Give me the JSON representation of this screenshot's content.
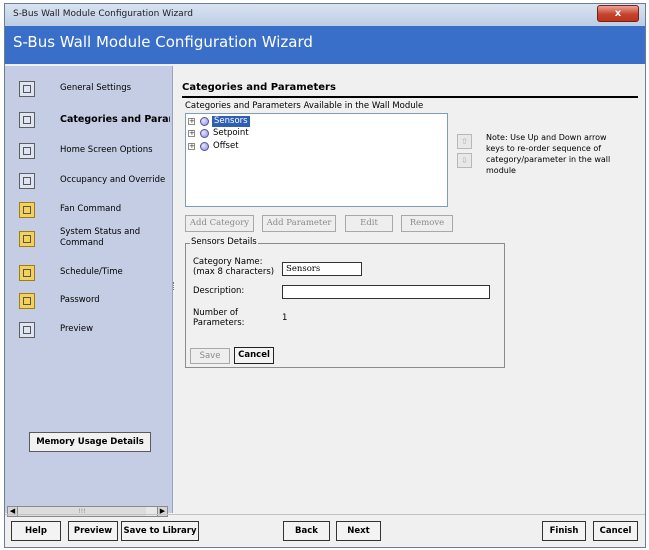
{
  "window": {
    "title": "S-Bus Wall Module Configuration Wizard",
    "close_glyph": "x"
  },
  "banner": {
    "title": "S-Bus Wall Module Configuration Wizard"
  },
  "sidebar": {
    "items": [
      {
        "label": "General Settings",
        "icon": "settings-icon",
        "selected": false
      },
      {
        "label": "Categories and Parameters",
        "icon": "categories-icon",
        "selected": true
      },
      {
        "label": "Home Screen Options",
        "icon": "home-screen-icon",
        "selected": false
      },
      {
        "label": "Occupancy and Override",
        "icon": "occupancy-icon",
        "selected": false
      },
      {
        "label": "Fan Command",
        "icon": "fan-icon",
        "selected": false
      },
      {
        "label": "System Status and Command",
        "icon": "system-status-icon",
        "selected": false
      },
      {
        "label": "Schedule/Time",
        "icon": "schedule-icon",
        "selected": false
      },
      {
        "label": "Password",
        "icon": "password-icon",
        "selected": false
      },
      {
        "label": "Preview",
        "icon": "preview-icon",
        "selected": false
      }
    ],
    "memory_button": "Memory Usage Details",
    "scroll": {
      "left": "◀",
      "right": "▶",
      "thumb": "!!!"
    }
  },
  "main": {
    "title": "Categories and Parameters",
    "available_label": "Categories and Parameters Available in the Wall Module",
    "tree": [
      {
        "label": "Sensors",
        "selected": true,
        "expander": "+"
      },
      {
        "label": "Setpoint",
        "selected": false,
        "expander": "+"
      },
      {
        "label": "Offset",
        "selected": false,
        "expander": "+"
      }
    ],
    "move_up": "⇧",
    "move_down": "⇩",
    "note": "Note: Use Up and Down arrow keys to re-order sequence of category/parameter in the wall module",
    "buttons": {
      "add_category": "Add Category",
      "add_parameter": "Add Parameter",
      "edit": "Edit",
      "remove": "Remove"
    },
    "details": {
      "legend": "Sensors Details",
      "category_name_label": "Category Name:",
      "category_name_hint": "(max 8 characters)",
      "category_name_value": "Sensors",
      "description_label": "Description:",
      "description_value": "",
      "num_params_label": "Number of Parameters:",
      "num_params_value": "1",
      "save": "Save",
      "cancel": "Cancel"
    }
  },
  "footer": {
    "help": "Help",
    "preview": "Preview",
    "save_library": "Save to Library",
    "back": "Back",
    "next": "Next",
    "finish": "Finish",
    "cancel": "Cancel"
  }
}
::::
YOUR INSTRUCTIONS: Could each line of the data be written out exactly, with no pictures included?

EXERCISE OUTPUT:
Give me the JSON representation of this screenshot's content.
{
  "window": {
    "title": "S-Bus Wall Module Configuration Wizard",
    "close_glyph": "x"
  },
  "banner": {
    "title": "S-Bus Wall Module Configuration Wizard"
  },
  "sidebar": {
    "items": [
      {
        "label": "General Settings",
        "icon": "settings-icon",
        "selected": false
      },
      {
        "label": "Categories and Parameters",
        "icon": "categories-icon",
        "selected": true
      },
      {
        "label": "Home Screen Options",
        "icon": "home-screen-icon",
        "selected": false
      },
      {
        "label": "Occupancy and Override",
        "icon": "occupancy-icon",
        "selected": false
      },
      {
        "label": "Fan Command",
        "icon": "fan-icon",
        "selected": false
      },
      {
        "label": "System Status and Command",
        "icon": "system-status-icon",
        "selected": false
      },
      {
        "label": "Schedule/Time",
        "icon": "schedule-icon",
        "selected": false
      },
      {
        "label": "Password",
        "icon": "password-icon",
        "selected": false
      },
      {
        "label": "Preview",
        "icon": "preview-icon",
        "selected": false
      }
    ],
    "memory_button": "Memory Usage Details",
    "scroll": {
      "left": "◀",
      "right": "▶",
      "thumb": "!!!"
    }
  },
  "main": {
    "title": "Categories and Parameters",
    "available_label": "Categories and Parameters Available in the Wall Module",
    "tree": [
      {
        "label": "Sensors",
        "selected": true,
        "expander": "+"
      },
      {
        "label": "Setpoint",
        "selected": false,
        "expander": "+"
      },
      {
        "label": "Offset",
        "selected": false,
        "expander": "+"
      }
    ],
    "move_up": "⇧",
    "move_down": "⇩",
    "note": "Note: Use Up and Down arrow keys to re-order sequence of category/parameter in the wall module",
    "buttons": {
      "add_category": "Add Category",
      "add_parameter": "Add Parameter",
      "edit": "Edit",
      "remove": "Remove"
    },
    "details": {
      "legend": "Sensors Details",
      "category_name_label": "Category Name:",
      "category_name_hint": "(max 8 characters)",
      "category_name_value": "Sensors",
      "description_label": "Description:",
      "description_value": "",
      "num_params_label": "Number of Parameters:",
      "num_params_value": "1",
      "save": "Save",
      "cancel": "Cancel"
    }
  },
  "footer": {
    "help": "Help",
    "preview": "Preview",
    "save_library": "Save to Library",
    "back": "Back",
    "next": "Next",
    "finish": "Finish",
    "cancel": "Cancel"
  }
}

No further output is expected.